The whiteboard toolbar is more compact, with some tools being layered. For example you now need to click and hold the pointer button to get the pointer options.
The audio window has now been merged with the video tool resulting in a single audio/video window. As before, up to 6 talkers and 6 cameras can be active at a time. The new version synchs the audio to the video so that if multiple talkers are in place the dominant video screen becomes that of the current talker. My own testing has shown that the synchronization between audio and video is excellent. That said, I have not yet tested it in a bandwidth-compromised environment and, so, cannot say what happens when the transmission experiences the ‘chipmunking’ associated with audio delays.
Every window now has a submenu that includes common tasks associated with that window. Note, in the image above, the audio and camera actions and options are all in the window menu. They are also located in much the same place as before in the main menu.
The participants window has undergone a major makeover. Previous versions of the software utilized a table view which showed permissions. Yellow highlights in any cell indicated usage of that tool. The new view is more like a list. The image below shows that the moderator’s menu can be used to set global permissions for all users. Similar menus for the participants can override this with individual permissions. Rather than a highlighter, the tool’s icon now appears next to any participants name when that tool is being used by them.
Most new users will likely find this quite intuitive however experienced eLive users may have some un-learning to do first as the previous method—the table interface—was quite entrenched, have existing in essentially the same format since 2001 when the product was referred to as “Tutor’s Edge.”…then vClass, then Elluminate Live, or, more affectionately eLive.
The Chat tool has been given new functionality. In all previous versions of the tool the chat was completely supervised; that is the moderators in any given session could see all chat items regardless of whether they were the intended recipient. In the new version this is still the default, however moderators can switch this off thus allowing the participants privacy if needed. Emoticon support has been enhanced. Perhaps the most significant change is the new tabbed-chat functionality. To chat to individuals or groups just select them and right click. Chat is one option. When you do this a new tab appears in the chat window. You can then use this tab to follow any particular conversation thread.
This has the potential for creating many tabs, especially in long sessions with many attendees. Some other functionality can be of help, though. All windows can be detached and scaled separately. What’s more, Collaborate allows windows to be spread over several monitors. During a Collaborate session you can now detach the chat window, move it to a second monitor and size it to match the tabs.
Collaborate allows users to create local user profiles. During any session all any user has to do is to click the menu item next to their name in the participant window and select ‘edit profile.’ This profile is stored on the local machine and works for all Collaborate sessions done from that user account.
In summary, Blackboard Collaborate represents a solid evolution from Elluminate Live! V10. While it does not offer significantly enhanced features, the redesign makes the product significantly easier to use.

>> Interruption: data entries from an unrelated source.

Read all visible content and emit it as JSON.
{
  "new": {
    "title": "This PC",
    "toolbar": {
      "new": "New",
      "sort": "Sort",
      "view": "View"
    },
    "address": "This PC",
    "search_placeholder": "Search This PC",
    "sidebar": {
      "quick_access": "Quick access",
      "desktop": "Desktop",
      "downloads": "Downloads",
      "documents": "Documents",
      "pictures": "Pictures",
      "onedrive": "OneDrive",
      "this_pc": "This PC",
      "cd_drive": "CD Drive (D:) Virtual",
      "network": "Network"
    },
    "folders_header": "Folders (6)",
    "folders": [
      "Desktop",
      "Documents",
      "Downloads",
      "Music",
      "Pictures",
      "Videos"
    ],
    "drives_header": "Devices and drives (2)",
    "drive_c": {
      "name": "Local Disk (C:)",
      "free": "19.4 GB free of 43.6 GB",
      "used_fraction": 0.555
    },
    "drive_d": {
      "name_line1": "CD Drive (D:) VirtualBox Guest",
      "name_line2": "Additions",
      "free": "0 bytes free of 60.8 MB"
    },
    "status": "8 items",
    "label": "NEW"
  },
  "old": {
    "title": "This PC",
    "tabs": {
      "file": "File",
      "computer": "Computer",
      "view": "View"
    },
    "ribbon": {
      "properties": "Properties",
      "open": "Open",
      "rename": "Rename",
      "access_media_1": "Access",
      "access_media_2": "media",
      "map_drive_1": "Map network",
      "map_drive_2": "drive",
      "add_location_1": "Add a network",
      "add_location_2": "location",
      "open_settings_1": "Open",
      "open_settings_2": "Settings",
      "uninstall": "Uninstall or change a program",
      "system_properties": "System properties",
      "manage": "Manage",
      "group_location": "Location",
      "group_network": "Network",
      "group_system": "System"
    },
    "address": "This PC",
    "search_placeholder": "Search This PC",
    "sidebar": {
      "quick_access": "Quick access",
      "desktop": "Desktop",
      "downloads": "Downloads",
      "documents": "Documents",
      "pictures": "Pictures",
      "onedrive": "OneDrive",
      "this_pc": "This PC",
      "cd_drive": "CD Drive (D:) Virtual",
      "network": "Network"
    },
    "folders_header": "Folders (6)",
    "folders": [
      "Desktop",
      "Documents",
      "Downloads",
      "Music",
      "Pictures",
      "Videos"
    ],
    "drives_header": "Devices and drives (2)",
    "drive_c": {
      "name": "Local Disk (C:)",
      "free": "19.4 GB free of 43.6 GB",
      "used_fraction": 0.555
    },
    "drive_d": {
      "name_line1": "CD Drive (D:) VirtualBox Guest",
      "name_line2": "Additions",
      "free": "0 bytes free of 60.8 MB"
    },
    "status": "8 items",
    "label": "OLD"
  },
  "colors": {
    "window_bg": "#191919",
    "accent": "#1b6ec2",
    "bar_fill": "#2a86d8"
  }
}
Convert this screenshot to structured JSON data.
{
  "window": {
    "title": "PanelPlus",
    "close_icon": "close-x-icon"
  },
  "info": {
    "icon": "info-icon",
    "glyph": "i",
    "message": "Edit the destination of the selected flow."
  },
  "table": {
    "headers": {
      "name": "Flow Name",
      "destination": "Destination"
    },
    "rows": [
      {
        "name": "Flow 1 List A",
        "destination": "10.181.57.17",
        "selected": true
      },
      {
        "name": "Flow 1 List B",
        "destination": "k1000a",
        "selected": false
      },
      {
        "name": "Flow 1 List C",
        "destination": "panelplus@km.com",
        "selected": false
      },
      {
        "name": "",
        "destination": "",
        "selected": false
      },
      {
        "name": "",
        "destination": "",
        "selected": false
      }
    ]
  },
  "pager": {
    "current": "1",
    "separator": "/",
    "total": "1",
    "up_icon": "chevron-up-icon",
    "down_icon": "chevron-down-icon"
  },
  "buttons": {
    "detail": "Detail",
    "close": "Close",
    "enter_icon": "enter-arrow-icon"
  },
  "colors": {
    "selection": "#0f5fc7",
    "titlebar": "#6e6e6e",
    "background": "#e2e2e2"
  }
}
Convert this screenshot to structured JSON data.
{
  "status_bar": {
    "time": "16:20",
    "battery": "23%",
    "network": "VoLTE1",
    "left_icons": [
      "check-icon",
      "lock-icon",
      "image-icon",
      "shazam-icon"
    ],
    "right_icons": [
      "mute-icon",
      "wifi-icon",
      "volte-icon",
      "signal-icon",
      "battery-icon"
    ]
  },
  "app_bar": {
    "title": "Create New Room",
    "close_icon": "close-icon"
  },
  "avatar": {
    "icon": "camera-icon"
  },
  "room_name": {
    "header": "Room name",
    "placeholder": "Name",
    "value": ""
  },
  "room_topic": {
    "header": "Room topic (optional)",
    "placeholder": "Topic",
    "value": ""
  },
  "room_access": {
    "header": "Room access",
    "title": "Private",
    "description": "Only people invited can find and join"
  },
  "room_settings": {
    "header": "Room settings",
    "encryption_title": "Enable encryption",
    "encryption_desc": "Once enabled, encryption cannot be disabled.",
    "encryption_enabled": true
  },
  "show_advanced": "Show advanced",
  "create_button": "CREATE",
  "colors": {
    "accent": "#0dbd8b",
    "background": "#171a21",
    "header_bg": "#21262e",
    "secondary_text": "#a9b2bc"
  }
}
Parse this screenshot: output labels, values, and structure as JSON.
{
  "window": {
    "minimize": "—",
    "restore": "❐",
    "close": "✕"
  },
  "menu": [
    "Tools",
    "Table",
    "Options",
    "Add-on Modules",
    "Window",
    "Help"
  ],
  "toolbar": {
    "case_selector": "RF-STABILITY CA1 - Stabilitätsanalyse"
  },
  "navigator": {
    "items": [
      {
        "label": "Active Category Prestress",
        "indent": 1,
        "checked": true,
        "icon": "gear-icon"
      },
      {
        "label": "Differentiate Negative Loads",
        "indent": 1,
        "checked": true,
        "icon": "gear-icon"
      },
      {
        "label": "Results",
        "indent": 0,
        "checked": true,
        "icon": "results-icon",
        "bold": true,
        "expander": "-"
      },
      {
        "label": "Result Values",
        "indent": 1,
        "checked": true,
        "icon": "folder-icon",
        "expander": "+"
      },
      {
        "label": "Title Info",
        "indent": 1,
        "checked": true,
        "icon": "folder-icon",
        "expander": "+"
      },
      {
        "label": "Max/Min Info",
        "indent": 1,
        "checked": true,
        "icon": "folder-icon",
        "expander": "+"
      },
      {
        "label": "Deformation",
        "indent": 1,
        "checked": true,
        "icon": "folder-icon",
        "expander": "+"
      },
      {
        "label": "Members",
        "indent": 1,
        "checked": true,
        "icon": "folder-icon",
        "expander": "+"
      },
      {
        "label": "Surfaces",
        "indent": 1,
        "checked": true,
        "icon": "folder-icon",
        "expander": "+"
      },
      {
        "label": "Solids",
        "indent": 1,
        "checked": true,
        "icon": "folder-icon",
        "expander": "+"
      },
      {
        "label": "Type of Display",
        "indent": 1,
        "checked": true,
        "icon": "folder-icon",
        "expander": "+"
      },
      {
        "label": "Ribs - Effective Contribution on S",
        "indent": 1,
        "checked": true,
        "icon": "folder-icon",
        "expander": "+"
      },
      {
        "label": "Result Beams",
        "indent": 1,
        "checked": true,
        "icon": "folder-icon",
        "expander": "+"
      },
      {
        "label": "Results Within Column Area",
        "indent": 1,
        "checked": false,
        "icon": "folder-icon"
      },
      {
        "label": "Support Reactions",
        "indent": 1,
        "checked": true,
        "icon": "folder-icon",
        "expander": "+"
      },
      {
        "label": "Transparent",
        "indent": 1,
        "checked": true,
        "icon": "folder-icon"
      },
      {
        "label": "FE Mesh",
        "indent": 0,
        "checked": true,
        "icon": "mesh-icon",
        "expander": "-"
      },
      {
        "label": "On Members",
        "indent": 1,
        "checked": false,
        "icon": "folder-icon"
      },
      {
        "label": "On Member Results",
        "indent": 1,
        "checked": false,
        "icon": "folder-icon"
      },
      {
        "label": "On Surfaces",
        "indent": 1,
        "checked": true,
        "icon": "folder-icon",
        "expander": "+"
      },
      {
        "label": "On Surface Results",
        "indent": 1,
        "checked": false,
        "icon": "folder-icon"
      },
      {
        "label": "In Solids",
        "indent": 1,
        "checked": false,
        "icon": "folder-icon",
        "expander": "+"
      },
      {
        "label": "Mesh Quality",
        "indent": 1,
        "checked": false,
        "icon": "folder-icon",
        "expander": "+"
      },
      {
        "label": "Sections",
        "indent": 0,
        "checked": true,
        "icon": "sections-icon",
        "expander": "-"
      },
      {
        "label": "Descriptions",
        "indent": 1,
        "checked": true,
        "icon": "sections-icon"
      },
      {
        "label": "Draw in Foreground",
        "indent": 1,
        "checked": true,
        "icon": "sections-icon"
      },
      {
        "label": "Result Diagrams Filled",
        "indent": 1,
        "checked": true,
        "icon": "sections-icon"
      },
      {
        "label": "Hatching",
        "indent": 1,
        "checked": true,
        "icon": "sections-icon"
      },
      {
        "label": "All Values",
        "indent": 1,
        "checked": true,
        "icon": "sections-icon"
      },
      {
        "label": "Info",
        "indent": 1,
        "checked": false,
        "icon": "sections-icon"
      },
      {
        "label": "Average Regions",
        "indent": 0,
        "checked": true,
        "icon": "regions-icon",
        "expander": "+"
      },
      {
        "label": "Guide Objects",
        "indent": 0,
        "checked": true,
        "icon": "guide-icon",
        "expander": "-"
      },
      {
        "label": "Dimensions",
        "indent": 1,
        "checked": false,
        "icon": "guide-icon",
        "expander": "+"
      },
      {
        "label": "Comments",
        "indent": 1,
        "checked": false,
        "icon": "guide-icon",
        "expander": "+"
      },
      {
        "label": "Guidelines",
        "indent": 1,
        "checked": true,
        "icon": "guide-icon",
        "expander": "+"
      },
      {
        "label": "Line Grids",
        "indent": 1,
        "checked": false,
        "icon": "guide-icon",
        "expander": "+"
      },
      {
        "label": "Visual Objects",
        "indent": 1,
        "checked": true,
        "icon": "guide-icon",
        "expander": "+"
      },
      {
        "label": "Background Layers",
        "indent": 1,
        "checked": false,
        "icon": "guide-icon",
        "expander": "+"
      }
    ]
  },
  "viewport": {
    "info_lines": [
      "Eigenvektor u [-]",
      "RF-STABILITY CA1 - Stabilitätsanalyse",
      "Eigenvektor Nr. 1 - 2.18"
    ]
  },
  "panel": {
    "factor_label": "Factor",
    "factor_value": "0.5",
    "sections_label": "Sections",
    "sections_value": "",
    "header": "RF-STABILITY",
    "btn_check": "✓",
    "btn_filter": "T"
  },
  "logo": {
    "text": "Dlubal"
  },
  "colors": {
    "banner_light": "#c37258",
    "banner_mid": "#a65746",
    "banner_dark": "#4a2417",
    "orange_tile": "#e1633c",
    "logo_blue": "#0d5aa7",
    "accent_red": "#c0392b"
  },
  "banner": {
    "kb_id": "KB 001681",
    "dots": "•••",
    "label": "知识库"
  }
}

It will be interesting to see what is in store with the soon-to-be released hosted version of Collaborate 12™. I, for one, am looking forward to seeing what the promised mobile support will mean. No doubt that alone will make the product worth the next scheduled switch, probably this time next year.